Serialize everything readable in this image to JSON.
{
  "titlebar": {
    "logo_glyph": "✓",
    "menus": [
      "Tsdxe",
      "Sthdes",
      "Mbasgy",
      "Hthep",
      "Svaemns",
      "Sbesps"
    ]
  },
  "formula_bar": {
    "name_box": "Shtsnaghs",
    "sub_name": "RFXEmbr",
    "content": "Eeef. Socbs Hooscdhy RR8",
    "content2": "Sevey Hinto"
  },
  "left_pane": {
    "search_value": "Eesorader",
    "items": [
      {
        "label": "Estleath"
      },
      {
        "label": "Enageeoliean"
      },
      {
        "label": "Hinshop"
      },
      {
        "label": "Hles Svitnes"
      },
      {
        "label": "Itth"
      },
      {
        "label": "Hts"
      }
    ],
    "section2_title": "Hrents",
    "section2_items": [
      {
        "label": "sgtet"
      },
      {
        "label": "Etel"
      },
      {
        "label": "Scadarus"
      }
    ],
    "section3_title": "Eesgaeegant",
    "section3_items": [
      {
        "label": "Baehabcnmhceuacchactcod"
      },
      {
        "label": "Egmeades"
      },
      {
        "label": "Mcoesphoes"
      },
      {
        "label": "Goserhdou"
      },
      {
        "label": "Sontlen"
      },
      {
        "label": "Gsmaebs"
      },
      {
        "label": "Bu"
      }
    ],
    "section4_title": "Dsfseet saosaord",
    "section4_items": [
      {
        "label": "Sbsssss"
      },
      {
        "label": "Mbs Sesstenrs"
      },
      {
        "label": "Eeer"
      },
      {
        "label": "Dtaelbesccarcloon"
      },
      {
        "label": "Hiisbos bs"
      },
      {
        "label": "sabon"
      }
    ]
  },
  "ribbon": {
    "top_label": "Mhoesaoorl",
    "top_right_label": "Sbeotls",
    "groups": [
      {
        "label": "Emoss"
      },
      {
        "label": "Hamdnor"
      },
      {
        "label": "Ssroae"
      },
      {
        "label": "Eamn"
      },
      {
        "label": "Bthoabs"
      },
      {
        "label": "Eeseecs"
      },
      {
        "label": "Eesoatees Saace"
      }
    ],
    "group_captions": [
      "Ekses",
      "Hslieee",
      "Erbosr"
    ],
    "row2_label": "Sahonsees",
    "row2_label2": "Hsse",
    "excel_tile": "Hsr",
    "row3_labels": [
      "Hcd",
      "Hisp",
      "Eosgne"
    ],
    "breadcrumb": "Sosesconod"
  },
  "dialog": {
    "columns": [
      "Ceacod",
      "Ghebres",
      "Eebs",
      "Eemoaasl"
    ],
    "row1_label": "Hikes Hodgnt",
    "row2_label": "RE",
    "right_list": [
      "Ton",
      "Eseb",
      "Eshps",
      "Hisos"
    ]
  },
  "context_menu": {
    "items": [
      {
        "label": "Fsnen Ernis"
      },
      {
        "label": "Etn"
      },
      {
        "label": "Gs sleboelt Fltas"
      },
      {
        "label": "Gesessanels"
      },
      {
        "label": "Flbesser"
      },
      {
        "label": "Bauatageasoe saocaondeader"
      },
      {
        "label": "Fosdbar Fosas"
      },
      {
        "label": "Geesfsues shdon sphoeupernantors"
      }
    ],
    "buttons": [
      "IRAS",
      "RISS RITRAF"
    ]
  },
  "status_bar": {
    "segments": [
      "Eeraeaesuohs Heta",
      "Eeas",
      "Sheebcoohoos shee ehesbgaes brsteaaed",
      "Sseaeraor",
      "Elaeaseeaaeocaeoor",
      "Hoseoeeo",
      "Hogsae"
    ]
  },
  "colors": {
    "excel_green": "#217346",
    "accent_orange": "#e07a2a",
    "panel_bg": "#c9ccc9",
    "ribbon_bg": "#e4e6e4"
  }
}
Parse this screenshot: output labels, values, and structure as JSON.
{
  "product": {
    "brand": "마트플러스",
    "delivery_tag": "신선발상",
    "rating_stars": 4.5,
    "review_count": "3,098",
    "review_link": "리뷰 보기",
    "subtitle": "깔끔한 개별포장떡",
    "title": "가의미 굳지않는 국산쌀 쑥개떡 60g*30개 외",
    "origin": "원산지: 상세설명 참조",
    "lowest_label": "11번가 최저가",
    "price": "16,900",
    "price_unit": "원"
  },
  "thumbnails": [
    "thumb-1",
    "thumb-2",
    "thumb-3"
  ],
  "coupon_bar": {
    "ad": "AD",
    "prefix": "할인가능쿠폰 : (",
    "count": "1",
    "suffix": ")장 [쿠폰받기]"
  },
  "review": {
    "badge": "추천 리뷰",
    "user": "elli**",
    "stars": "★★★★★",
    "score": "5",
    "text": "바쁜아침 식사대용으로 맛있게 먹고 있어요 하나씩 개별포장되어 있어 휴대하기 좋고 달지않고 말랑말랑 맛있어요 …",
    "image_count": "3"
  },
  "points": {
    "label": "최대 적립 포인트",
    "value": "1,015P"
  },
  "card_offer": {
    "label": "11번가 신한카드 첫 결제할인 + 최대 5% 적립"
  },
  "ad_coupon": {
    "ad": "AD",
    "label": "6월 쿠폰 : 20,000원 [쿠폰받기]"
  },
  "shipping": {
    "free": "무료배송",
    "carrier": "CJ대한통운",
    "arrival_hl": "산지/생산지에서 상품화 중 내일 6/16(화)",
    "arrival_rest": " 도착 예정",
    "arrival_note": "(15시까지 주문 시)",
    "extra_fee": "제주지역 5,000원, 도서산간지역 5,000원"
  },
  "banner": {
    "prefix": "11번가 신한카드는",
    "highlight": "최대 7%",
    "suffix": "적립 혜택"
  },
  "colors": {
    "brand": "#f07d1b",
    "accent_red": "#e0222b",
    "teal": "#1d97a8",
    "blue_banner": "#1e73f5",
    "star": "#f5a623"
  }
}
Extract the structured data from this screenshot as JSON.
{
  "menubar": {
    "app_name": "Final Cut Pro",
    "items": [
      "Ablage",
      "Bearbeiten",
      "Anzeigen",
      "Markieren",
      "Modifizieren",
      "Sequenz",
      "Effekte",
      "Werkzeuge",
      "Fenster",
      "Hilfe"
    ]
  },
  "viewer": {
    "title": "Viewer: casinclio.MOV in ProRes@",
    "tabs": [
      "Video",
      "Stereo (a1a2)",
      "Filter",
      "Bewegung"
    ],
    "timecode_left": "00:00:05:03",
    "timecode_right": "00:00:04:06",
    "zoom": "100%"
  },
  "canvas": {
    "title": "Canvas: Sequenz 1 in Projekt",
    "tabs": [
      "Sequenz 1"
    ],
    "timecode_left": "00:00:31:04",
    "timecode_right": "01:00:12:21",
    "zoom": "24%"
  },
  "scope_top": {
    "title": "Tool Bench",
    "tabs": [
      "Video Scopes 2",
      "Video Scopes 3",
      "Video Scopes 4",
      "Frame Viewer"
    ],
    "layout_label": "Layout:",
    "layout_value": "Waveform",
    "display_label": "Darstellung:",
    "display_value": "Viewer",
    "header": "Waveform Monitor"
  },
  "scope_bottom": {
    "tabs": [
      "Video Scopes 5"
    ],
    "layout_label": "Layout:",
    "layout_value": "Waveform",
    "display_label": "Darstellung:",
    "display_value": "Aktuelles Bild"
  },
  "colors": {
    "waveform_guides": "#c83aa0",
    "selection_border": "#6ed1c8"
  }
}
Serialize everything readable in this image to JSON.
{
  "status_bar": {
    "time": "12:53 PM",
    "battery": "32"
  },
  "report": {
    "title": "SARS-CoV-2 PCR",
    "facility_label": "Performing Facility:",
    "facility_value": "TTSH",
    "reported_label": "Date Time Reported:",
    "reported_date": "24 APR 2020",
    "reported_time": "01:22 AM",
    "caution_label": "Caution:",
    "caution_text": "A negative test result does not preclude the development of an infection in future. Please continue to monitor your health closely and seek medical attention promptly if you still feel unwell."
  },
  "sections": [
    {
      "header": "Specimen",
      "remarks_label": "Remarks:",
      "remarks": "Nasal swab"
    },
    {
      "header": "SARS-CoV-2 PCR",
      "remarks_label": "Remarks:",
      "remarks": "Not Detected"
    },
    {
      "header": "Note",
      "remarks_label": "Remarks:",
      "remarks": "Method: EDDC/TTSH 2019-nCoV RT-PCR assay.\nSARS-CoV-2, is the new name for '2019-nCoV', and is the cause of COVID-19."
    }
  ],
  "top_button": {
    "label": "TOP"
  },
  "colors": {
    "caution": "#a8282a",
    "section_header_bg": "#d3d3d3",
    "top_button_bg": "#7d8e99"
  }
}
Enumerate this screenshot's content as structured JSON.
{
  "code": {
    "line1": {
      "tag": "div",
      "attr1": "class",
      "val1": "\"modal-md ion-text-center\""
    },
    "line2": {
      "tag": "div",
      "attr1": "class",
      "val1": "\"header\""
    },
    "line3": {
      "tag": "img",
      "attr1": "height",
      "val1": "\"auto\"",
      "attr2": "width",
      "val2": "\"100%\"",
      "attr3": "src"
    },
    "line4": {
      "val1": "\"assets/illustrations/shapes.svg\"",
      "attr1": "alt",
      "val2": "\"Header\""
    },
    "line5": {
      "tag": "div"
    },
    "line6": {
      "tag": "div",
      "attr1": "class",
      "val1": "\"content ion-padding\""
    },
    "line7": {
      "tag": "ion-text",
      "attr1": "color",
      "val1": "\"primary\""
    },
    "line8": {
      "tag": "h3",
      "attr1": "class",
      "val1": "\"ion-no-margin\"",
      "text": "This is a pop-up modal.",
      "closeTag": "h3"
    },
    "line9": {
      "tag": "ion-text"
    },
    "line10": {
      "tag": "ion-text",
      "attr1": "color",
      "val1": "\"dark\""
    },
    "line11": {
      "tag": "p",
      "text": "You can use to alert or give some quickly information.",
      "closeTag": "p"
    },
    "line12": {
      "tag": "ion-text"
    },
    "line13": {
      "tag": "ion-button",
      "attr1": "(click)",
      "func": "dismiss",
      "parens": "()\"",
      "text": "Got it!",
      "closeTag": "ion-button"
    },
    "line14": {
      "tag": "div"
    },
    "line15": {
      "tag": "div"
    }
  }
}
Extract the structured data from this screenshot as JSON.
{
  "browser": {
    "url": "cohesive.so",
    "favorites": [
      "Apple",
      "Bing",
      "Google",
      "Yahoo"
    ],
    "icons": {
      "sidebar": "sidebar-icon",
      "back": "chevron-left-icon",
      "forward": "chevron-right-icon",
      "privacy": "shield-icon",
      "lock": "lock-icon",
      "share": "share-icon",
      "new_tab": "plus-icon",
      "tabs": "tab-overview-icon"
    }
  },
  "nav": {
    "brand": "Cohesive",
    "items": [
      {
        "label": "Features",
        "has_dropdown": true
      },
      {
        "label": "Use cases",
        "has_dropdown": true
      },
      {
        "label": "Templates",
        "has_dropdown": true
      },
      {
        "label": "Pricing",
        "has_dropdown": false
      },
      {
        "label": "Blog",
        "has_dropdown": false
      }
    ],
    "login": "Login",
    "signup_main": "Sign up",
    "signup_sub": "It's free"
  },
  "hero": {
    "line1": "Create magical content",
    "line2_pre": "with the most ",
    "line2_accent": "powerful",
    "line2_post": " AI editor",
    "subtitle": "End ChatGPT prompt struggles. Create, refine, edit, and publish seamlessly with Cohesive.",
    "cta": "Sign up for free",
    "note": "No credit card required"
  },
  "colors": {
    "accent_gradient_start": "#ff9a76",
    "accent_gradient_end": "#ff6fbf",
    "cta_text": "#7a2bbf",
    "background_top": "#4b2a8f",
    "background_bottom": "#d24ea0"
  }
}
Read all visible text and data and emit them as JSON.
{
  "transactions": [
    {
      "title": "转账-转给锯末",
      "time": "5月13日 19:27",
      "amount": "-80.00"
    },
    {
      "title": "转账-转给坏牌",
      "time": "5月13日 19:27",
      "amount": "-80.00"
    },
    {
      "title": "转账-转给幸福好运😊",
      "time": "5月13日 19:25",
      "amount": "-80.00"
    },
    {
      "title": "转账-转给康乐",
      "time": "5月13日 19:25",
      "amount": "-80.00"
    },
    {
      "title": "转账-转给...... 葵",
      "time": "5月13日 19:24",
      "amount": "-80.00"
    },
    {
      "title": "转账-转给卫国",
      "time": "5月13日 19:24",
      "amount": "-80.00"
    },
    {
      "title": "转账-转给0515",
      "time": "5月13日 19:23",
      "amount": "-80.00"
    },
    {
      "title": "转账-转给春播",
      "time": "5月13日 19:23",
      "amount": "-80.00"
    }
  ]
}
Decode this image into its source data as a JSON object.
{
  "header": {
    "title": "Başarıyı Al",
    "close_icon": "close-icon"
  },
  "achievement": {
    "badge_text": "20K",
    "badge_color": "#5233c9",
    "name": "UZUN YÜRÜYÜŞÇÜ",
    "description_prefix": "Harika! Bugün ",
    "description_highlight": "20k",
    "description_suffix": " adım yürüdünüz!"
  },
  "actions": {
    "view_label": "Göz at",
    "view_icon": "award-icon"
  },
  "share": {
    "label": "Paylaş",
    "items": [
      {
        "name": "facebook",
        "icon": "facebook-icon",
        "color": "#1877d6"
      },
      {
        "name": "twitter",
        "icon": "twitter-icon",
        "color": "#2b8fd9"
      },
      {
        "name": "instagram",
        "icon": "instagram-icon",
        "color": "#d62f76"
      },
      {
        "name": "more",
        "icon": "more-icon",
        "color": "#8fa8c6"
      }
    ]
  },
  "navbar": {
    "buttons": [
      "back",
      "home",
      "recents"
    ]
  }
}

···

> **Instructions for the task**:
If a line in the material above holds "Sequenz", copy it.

> **Solution for this task**:
      "Sequenz",
    "title": "Canvas: Sequenz 1 in Projekt",
      "Sequenz 1"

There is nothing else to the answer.